When you grow up in Finland you are never under the impression that nature is something you can form at will. On the contrary, you learn to understand the forces of the sea and the seasons – and adapt. “It’s part of our heritage to take care of nature and live in accordance with it,” says Tomas Halmesmäki, founder and CEO of OQS. “That’s why there are so many new developments in electric mobility on the water here – from urban ferries to private boating.”
One of the most impressive green projects from Finland is OQS’ own Ocean Explorer 72, a high-tech luxury catamaran equipped with a Torqeedo Deep Blue Hybrid electric propulsion and energy management system with twin Deep Blue 100i electric motors and four state-of-the-art Deep Blue batteries. While at sea, the yacht generates its own green, renewable energy through 4 kW solar panels and hydrogeneration, with two back up gensets. “It really is a green power plant of a boat,” Halmesmäki says.

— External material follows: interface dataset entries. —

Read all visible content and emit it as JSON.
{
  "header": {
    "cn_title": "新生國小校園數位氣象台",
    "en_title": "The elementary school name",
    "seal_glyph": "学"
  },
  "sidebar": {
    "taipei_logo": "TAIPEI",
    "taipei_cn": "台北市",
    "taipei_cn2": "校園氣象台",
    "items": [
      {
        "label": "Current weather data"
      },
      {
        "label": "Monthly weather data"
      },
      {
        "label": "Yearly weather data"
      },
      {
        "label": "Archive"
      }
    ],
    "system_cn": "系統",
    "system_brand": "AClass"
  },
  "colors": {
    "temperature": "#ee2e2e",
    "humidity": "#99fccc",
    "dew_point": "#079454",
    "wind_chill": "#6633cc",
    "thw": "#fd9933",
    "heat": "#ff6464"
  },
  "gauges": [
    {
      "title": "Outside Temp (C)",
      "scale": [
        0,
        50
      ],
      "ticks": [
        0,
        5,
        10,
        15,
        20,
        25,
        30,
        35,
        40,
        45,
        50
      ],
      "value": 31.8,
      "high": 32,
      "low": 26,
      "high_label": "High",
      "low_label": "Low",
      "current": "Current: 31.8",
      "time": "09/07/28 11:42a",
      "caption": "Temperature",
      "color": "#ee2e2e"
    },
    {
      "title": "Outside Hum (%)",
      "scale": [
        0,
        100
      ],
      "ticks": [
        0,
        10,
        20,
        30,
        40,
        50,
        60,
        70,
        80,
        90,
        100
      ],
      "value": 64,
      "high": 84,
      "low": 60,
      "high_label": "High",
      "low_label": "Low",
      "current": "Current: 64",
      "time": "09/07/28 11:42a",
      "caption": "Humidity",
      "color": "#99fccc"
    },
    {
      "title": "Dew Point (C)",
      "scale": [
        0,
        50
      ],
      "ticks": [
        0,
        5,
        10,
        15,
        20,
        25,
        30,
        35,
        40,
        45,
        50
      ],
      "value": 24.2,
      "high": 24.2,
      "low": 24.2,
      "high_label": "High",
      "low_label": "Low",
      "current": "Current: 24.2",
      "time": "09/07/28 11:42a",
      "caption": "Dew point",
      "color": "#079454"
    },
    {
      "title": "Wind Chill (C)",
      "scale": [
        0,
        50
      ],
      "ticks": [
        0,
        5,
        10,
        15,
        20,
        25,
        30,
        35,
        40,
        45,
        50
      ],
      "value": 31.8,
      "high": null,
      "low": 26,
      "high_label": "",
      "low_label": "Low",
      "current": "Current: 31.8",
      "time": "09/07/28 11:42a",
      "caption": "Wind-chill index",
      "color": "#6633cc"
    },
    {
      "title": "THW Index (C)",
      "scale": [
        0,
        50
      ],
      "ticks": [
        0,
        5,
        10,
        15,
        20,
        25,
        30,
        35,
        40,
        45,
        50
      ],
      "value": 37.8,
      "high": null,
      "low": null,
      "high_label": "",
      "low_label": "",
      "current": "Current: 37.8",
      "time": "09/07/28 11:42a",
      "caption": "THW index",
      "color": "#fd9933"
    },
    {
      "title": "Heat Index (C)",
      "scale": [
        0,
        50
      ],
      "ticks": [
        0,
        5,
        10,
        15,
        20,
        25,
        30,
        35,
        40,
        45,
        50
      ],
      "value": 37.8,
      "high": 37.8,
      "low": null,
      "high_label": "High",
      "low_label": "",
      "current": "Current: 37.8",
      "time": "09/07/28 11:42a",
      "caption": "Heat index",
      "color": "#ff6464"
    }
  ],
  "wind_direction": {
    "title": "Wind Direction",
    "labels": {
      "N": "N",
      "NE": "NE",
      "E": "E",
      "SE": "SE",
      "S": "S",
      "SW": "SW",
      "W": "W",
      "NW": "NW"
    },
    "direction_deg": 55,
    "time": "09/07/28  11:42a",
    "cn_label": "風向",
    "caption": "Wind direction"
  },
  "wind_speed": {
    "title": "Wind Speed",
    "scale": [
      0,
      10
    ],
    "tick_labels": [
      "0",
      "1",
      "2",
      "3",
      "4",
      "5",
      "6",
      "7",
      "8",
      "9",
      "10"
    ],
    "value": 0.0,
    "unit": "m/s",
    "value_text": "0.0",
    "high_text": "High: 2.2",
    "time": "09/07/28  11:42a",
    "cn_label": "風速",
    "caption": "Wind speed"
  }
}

“Torqeedo was the one supplier out there who could fulfil the owner’s requirements,” Halmesmäki says. Also, Torqeedo fit well into the collaborative, customized approach of OQS.
“The Deep Blue system is almost infinitely customizable. There’s a wide variety of motor types in different power classes, battery banks, user interfaces and charging options, all fully integrated into the overall system architecture,” says Dr Ralf Plieninger, managing director of Torqeedo. “The modular approach allows us to build the perfect system for each boat.”
As a life-long boater and trained engineer, Halmesmäki appreciates the OE 72 from two perspectives. “To me, the most important differentiator is the silence and the autonomy you gain with Deep Blue,” Tomas says. Thanks to the solar panels and the ability to charge the batteries while under sail, generator runtime is minimised and sailors can stay at sea for long stretches. But peace and quiet doesn’t come at the expense of comfort: the OE72 is fully equipped with multimedia systems, a double fridge, air conditioning, and other amenities.
Comfort is key – on board and while managing the Torqeedo system. The state of charge is displayed on every screen on a pull-down bar. And with one click the user gets more detailed information about the low-voltage Torqeedo battery bank which supplies most of the yacht’s hotel loads and the high-capacity Deep Blue batteries.
When the boat reaches a speed of 5-7 knots, the Torqeedo motors can be used as hydrogenerators.
“With a few clicks you switch to automatic hydrogeneration mode,” Dr Ralf Plieninger explains. “Deep Blue Hybrid’s energy management system ensures that renewable power is used, produced, and stored in the most efficient manner. The algorithm automatically finds the highest torque the propeller can run at that sailing speed for maximum energy production.”
Owners can see how energy is being produced and consumed on the yacht and how the solar modules are charging the low-voltage batteries with a glance at the control screen’s energy flow monitor. The Deep Blue propulsion batteries are charged while sailing and by solar energy once the low-voltage battery bank is fully charged. If power runs low due to long stretches at anchor or a lack of sun, the owner decides the exact state of charge or time of day the gensets will kick in. Everything is customisable to the owner’s preference.
“Bluewater sailing can be more fun, more relaxing, more sustainable and more in tune with nature,” says Halmesmäki. “The Ocean Explorer 72 is a great example of what is possible, not in the future, but today.”